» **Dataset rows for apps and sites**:

####################

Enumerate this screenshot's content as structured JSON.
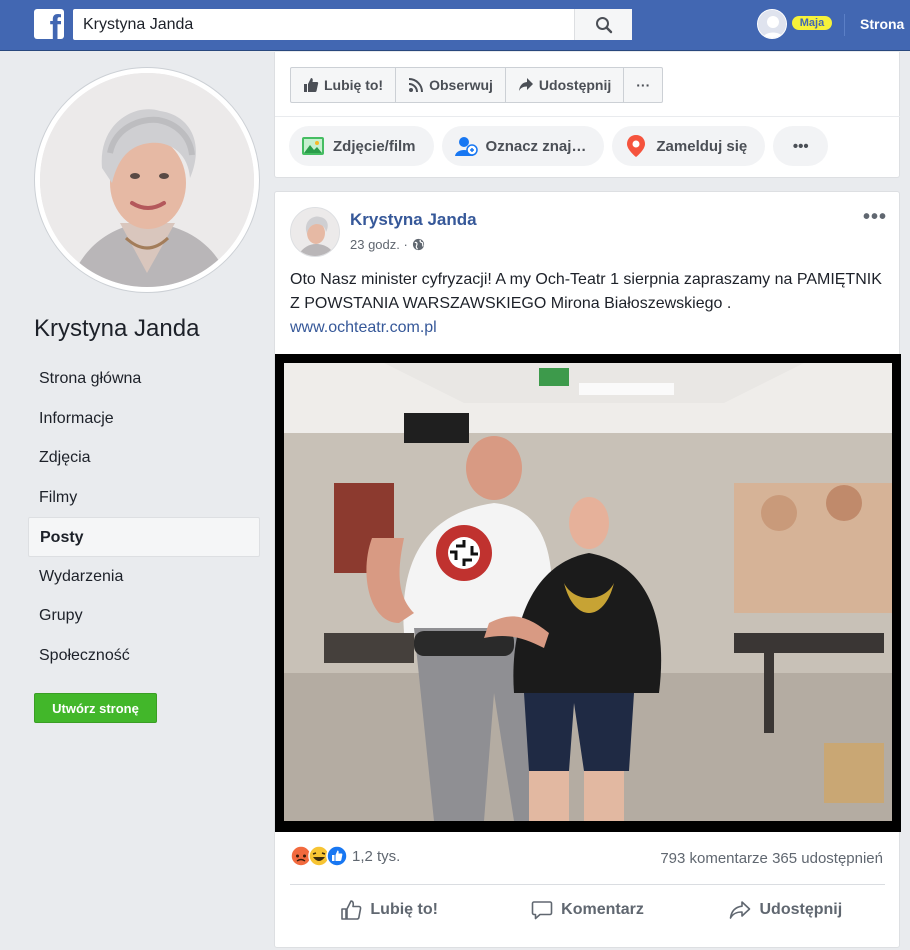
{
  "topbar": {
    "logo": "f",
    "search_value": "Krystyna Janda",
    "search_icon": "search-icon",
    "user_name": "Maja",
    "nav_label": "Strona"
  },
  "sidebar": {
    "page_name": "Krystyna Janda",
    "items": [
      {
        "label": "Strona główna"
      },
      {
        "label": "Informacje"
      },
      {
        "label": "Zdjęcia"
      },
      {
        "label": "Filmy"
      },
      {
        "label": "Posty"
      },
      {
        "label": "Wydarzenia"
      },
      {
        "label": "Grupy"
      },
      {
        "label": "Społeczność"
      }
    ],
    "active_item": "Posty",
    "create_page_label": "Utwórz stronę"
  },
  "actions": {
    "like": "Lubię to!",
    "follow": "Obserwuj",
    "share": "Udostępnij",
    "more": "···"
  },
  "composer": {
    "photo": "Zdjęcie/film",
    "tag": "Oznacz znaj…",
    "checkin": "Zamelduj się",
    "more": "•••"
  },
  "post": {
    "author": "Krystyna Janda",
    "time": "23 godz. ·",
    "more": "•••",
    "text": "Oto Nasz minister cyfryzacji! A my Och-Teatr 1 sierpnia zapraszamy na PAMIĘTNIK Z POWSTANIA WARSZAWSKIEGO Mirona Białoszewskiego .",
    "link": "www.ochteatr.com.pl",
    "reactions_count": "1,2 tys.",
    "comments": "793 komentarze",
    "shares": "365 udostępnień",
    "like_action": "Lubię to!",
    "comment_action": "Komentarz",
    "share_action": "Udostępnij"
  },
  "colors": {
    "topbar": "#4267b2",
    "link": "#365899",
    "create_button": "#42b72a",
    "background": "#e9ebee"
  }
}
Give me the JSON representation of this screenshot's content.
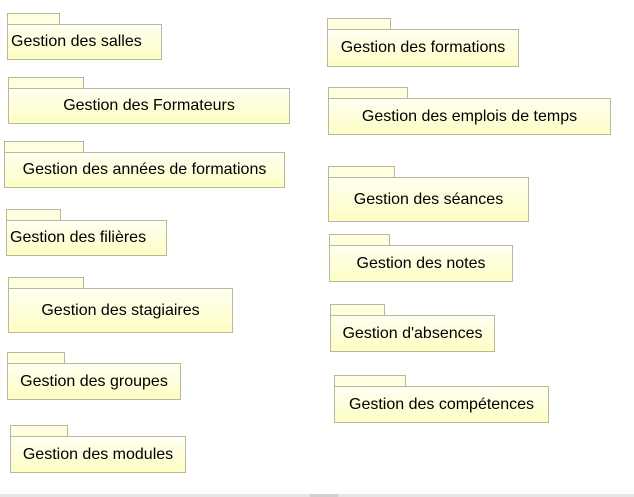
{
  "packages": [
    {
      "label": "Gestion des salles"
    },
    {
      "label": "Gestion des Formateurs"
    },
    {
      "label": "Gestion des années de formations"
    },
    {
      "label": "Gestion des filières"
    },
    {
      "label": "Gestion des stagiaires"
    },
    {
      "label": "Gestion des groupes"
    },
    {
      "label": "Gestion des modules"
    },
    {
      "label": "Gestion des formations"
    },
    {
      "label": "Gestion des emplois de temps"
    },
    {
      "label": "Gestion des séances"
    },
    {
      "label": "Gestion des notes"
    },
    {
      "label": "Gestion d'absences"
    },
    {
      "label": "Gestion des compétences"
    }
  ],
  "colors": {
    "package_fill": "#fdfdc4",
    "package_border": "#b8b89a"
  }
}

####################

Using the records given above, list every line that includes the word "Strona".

    "nav_label": "Strona"
        "label": "Strona główna"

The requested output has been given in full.